While physalis alkekengi proves slightly toxic in large quantities, it delivers a powerful combination of vitamins and minerals. These works safely in a daily meal regimen. The golden berry tastes great fresh on its own, or in a fruit salad or fruit smoothie. Dried, the Winter Cherry works perfectly in breakfast cereals or energy bars.
A diet including Golden Berries contributes to energy and vitality. These berries help support the proper functioning of cell metabolism, which contributes to overall well-being. After regular use, one observes a noticeable increase in energy along with stabilized blood glucose levels. The constituent antioxidants counteract cell damage, and contribute to an effective cleanse.
Like many of Hildegard’s favorite foods, Golden Berry contains lots of fiber to lower cholesterol and contribute to a feeling of satiety. In addition to great taste, the simple Winter Cherry delivers so many health benefits. And, it may also contribute to a healthy weight-loss program.
Other Varieties of Physalis have in common
Physalis peruviana, a plant species of the genus Physalis, and close relative of the Golden Berry derives from the Andes. This plant is often referred to as the Peruvian groundcherry or Cape gooseberry, and it contains high amounts of vitamin C, in addition to vitamins B1, B6 and iron.
In addition to vitamins, Physalis contains vitamins E, B2 and folic acid. Also abundant are the minerals sodium, potassium, calcium, magnesium, phosphate and zinc. Beta carotene, also present, converts to vitamin A in the body, and is known to contribute to healthy eyes and vision.
More herbs for the Urinary Tract
Urinary infections: juniper, sage, sandalwood, thyme, bear grape, cranberries, golden rod, Poplar, sumac
Kidney stones: Chamomile and Geranium oil, or their essences used for sitting baths and ingest 3-5 drops with honey water 3x daily. Mix these essential oils with olive oil at a rate of 2 to 1. Apply topically by rubbing to the lumbar area, also apply compresses.

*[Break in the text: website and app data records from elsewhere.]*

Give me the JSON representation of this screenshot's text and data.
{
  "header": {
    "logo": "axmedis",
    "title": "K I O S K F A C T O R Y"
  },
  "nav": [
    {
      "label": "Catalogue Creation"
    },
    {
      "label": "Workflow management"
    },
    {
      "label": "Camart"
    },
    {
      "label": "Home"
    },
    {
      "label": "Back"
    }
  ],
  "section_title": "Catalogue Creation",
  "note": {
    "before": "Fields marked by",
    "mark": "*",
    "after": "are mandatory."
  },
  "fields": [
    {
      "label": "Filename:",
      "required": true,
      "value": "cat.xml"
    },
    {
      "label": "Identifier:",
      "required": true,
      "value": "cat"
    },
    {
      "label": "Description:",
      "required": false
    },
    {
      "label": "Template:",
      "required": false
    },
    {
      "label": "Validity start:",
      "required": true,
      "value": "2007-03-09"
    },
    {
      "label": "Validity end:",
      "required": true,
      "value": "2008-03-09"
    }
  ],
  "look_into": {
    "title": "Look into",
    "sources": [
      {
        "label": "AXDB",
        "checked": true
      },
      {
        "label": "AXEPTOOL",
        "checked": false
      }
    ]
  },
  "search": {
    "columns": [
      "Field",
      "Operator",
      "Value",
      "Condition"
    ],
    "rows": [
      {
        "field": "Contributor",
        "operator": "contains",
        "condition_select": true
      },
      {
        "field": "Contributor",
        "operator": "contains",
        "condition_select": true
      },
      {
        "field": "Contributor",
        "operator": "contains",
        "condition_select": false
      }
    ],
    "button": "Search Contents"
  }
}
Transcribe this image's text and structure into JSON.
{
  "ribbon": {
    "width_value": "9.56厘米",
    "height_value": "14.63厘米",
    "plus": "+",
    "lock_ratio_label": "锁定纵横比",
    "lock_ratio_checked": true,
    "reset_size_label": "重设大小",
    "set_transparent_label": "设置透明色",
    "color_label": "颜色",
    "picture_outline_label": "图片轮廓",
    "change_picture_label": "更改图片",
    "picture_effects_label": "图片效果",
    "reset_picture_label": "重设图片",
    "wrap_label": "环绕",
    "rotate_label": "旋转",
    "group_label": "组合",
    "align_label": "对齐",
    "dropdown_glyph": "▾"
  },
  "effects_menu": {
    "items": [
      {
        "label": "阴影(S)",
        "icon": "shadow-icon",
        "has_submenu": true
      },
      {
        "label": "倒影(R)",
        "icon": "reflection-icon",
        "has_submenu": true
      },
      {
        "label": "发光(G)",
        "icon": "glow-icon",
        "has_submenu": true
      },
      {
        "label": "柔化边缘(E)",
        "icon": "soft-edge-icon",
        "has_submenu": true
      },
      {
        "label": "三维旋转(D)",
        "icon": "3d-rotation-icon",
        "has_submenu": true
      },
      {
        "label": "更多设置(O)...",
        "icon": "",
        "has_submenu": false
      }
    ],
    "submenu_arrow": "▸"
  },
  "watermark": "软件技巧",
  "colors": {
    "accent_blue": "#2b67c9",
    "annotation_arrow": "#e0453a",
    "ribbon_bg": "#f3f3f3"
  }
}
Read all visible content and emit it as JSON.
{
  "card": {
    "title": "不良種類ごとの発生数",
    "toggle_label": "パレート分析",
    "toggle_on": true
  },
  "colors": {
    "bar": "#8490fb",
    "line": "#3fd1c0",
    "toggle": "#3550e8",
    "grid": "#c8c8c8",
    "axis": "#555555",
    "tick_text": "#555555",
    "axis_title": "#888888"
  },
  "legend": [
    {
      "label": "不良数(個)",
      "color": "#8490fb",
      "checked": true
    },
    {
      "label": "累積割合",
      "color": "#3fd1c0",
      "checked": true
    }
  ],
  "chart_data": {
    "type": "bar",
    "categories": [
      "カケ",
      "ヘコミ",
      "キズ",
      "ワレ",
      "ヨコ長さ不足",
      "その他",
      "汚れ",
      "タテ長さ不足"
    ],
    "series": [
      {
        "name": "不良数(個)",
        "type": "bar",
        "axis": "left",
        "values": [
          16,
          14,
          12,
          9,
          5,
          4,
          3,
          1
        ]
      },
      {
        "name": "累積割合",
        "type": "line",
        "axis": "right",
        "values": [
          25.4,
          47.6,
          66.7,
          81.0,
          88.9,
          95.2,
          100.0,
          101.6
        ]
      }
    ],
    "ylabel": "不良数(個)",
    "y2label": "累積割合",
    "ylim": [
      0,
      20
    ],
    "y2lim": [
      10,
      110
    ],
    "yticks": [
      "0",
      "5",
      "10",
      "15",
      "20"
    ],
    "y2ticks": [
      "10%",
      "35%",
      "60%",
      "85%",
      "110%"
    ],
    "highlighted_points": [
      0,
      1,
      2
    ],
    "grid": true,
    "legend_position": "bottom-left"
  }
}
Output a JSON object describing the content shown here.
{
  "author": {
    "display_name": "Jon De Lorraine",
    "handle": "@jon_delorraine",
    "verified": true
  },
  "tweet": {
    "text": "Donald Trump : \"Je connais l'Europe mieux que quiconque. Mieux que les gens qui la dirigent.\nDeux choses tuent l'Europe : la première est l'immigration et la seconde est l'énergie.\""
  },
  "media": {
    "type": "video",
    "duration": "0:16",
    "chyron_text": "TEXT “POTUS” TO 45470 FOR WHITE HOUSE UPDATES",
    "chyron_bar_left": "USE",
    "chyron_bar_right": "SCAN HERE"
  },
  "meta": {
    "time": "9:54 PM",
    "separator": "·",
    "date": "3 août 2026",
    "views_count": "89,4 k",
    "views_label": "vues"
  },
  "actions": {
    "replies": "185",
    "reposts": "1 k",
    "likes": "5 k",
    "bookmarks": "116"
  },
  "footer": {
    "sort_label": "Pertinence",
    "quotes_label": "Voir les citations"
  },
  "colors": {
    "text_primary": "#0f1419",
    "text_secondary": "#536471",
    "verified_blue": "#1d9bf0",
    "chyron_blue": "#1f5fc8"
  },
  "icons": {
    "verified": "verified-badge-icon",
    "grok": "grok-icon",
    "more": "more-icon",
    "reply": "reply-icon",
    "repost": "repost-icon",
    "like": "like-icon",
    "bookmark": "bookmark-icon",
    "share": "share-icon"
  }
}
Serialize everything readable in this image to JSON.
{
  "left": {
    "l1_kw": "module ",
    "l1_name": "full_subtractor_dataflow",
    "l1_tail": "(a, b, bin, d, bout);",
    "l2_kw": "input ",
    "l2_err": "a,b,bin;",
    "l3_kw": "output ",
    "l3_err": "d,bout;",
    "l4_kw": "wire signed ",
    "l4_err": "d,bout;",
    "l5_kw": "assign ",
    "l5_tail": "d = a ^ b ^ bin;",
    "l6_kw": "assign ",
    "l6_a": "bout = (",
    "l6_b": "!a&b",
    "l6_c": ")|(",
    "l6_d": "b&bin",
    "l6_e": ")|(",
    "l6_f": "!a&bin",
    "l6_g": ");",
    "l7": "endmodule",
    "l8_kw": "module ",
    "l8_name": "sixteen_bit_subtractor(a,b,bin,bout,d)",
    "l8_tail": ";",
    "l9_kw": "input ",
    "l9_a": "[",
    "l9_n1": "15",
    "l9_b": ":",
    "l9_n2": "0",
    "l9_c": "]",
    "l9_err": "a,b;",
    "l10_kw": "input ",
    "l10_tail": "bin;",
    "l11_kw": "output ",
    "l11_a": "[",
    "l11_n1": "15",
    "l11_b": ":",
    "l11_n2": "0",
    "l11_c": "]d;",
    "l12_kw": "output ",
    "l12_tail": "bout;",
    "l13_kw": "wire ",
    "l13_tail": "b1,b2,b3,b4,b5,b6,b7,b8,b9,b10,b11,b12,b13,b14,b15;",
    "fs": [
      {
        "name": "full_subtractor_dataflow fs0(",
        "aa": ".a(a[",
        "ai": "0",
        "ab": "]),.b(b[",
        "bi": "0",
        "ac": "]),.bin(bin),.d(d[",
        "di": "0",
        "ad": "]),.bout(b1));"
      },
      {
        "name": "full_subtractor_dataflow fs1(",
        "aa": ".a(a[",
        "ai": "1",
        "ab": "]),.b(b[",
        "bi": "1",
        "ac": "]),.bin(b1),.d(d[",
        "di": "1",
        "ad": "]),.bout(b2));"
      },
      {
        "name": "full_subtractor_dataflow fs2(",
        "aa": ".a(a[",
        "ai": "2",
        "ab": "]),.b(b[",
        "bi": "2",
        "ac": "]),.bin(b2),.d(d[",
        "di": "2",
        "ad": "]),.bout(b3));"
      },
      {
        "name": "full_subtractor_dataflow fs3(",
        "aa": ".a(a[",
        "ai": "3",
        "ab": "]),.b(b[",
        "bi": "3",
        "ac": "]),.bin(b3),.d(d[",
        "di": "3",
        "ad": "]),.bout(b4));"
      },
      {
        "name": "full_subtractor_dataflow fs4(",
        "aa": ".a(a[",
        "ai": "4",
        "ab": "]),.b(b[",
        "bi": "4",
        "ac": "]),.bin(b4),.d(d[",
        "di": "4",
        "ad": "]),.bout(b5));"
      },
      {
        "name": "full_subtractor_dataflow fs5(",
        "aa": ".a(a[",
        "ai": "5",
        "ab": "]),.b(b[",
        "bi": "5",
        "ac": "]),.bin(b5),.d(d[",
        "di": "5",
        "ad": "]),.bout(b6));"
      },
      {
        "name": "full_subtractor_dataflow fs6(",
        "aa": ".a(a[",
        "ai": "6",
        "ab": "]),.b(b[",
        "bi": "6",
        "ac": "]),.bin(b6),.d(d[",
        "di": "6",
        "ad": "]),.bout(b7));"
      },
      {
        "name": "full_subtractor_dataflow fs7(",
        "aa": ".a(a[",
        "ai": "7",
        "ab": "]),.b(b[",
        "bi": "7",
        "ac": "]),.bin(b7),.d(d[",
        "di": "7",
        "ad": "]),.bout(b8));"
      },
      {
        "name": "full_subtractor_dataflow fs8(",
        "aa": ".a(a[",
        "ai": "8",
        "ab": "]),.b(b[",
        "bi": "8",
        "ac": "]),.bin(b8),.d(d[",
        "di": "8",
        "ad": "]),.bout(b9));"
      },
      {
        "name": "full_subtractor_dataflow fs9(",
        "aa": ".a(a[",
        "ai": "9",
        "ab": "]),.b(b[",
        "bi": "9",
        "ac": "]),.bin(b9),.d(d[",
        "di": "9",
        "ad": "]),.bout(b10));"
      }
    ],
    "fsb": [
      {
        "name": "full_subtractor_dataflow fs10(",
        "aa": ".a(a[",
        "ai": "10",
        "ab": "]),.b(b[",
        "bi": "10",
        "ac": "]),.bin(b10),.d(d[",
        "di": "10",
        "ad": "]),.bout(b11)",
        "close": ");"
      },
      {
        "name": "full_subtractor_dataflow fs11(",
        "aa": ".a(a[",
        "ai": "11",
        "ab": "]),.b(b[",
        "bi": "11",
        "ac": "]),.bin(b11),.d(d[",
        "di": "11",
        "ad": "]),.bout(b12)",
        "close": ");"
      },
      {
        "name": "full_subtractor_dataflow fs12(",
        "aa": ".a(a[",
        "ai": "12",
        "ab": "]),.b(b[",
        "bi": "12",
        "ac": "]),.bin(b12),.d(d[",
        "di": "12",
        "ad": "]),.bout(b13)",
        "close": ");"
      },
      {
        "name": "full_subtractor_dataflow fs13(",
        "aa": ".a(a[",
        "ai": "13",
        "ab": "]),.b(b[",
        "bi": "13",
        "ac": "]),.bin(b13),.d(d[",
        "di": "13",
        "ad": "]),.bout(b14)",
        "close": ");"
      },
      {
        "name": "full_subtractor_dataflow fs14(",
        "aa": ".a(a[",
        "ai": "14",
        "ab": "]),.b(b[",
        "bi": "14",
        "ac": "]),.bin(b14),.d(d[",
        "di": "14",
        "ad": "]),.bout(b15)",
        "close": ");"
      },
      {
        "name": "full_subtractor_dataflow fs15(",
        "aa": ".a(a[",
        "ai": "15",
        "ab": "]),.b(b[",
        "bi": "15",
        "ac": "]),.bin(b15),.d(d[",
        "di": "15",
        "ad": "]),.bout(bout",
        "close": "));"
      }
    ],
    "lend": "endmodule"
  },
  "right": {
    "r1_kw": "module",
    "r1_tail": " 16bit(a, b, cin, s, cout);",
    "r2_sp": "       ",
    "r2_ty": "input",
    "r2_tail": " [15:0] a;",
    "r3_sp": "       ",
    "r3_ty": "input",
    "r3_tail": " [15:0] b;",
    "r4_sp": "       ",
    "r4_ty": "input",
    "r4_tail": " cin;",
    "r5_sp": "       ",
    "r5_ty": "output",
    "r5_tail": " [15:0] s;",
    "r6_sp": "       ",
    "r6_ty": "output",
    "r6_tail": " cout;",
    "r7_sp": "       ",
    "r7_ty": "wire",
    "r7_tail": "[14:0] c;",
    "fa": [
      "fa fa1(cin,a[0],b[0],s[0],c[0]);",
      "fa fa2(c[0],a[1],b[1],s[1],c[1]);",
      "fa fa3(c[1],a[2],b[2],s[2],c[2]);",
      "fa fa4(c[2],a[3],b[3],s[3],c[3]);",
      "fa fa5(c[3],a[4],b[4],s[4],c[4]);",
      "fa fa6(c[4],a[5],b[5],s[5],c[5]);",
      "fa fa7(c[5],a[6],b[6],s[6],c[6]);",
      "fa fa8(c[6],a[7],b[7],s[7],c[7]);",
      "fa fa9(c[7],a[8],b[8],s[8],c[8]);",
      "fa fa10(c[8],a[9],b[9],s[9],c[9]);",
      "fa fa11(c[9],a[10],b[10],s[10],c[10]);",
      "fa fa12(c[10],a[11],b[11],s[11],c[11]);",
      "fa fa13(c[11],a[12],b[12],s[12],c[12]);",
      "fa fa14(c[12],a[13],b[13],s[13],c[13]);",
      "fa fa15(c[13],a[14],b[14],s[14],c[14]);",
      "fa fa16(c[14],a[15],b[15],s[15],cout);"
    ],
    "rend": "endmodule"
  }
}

Diuretic: Rowanberries, Cardiac root, Burdock root, Nettle, Birch leaves, Horsetail, thyme, juniper berries, restharrow root, bear grape leaves, soap herb, evergreen, corn flowers, southernwood, Garden Chervil, Dyer’s burp , bean Peel, Beaver nose, Shepherd’s duck, elderberry, Golden rod, rose hips (with nuclei), Physalis, melons, cherries, grapes, ash seeds.
Also read our article on 25 Diuretic Foods.